**DATA PROVIDED:**
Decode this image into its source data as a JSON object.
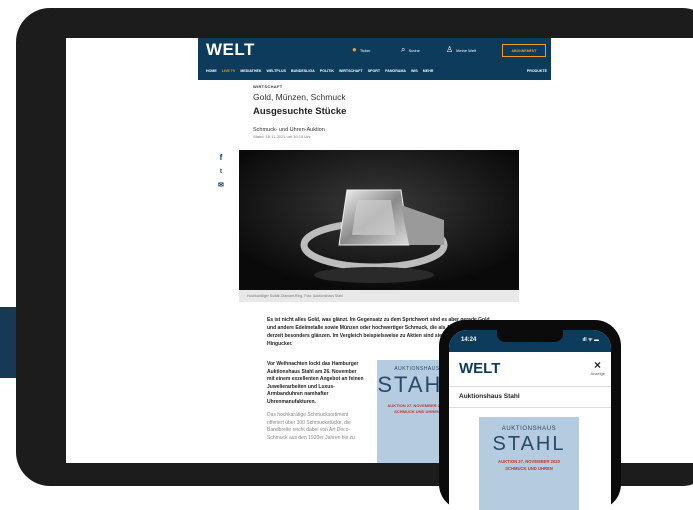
{
  "header": {
    "logo": "WELT",
    "util": {
      "ticker": "Ticker",
      "search": "Suche",
      "account": "Meine Welt"
    },
    "subscribe": "ABONNEMENT",
    "nav": [
      "HOME",
      "LIVE TV",
      "MEDIATHEK",
      "WELTPLUS",
      "BUNDESLIGA",
      "POLITIK",
      "WIRTSCHAFT",
      "SPORT",
      "PANORAMA",
      "WIS",
      "MEHR"
    ],
    "products": "PRODUKTE"
  },
  "article": {
    "section": "WIRTSCHAFT",
    "kicker": "Gold, Münzen, Schmuck",
    "headline": "Ausgesuchte Stücke",
    "subline": "Schmuck- und Uhren-Auktion",
    "date": "Stand: 15.11.2021 um 16:15 Uhr",
    "caption": "Hochkarätiger Solitär-Diamant-Ring, Foto: Auktionshaus Stahl",
    "lead": "Es ist nicht alles Gold, was glänzt. Im Gegensatz zu dem Sprichwort sind es aber gerade Gold und andere Edelmetalle sowie Münzen oder hochwertiger Schmuck, die als Anlagewerte derzeit besonders glänzen. Im Vergleich beispielsweise zu Aktien sind sie zudem echte Hingucker.",
    "col_bold": "Vor Weihnachten lockt das Hamburger Auktionshaus Stahl am 26. November mit einem exzellenten Angebot an feinen Juwelierarbeiten und Luxus-Armbanduhren namhafter Uhrenmanufakturen.",
    "col_normal": "Das hochkarätige Schmucksortiment offeriert über 300 Schmuckstücke, die Bandbreite reicht dabei von Art Deco-Schmuck aus den 1920er Jahren bis zu"
  },
  "share": {
    "facebook": "f",
    "twitter": "t",
    "mail": "✉"
  },
  "ad": {
    "line1": "AUKTIONSHAUS",
    "line2": "STAHL",
    "line3": "AUKTION 27. NOVEMBER 2020",
    "line4": "SCHMUCK UND UHREN"
  },
  "phone": {
    "time": "14:24",
    "signal": "ıll ᯤ ▬",
    "logo": "WELT",
    "close": "×",
    "close_label": "Anzeige",
    "title": "Auktionshaus Stahl"
  },
  "colors": {
    "brand": "#0d3b5c",
    "accent": "#f29a1a"
  }
}
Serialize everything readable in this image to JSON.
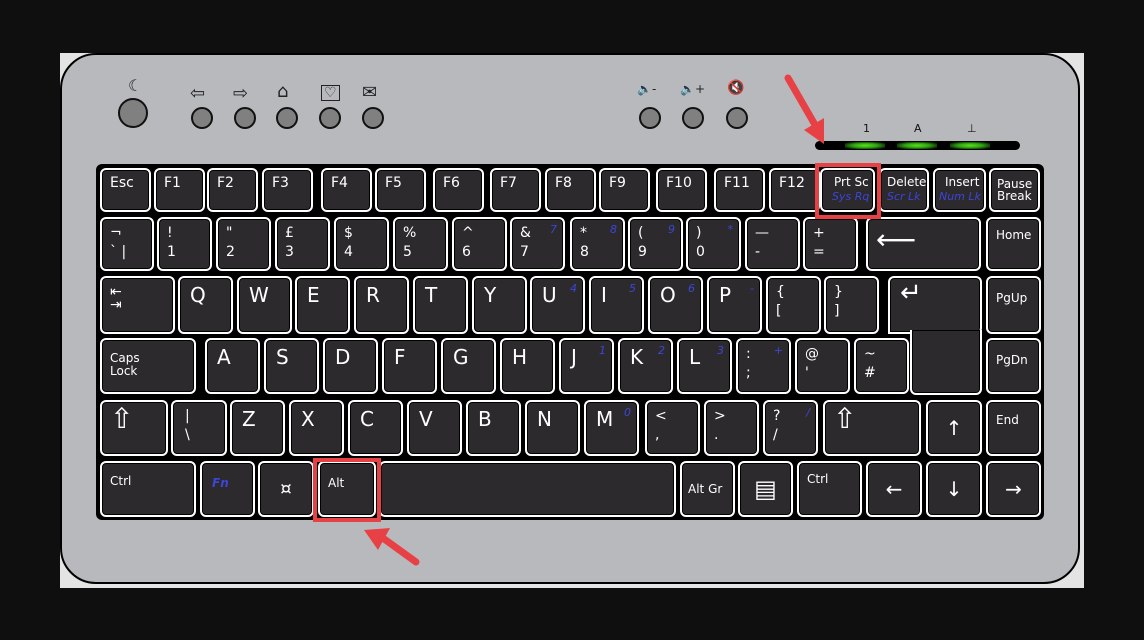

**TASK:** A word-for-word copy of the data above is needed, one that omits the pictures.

**REPLY TO THE TASK:**
Decode this image into its source data as a JSON object.
{
  "header": {
    "logo": "WELT",
    "util": {
      "ticker": "Ticker",
      "search": "Suche",
      "account": "Meine Welt"
    },
    "subscribe": "ABONNEMENT",
    "nav": [
      "HOME",
      "LIVE TV",
      "MEDIATHEK",
      "WELTPLUS",
      "BUNDESLIGA",
      "POLITIK",
      "WIRTSCHAFT",
      "SPORT",
      "PANORAMA",
      "WIS",
      "MEHR"
    ],
    "products": "PRODUKTE"
  },
  "article": {
    "section": "WIRTSCHAFT",
    "kicker": "Gold, Münzen, Schmuck",
    "headline": "Ausgesuchte Stücke",
    "subline": "Schmuck- und Uhren-Auktion",
    "date": "Stand: 15.11.2021 um 16:15 Uhr",
    "caption": "Hochkarätiger Solitär-Diamant-Ring, Foto: Auktionshaus Stahl",
    "lead": "Es ist nicht alles Gold, was glänzt. Im Gegensatz zu dem Sprichwort sind es aber gerade Gold und andere Edelmetalle sowie Münzen oder hochwertiger Schmuck, die als Anlagewerte derzeit besonders glänzen. Im Vergleich beispielsweise zu Aktien sind sie zudem echte Hingucker.",
    "col_bold": "Vor Weihnachten lockt das Hamburger Auktionshaus Stahl am 26. November mit einem exzellenten Angebot an feinen Juwelierarbeiten und Luxus-Armbanduhren namhafter Uhrenmanufakturen.",
    "col_normal": "Das hochkarätige Schmucksortiment offeriert über 300 Schmuckstücke, die Bandbreite reicht dabei von Art Deco-Schmuck aus den 1920er Jahren bis zu"
  },
  "share": {
    "facebook": "f",
    "twitter": "t",
    "mail": "✉"
  },
  "ad": {
    "line1": "AUKTIONSHAUS",
    "line2": "STAHL",
    "line3": "AUKTION 27. NOVEMBER 2020",
    "line4": "SCHMUCK UND UHREN"
  },
  "phone": {
    "time": "14:24",
    "signal": "ıll ᯤ ▬",
    "logo": "WELT",
    "close": "×",
    "close_label": "Anzeige",
    "title": "Auktionshaus Stahl"
  },
  "colors": {
    "brand": "#0d3b5c",
    "accent": "#f29a1a"
  }
}
Serialize everything readable in this image to JSON.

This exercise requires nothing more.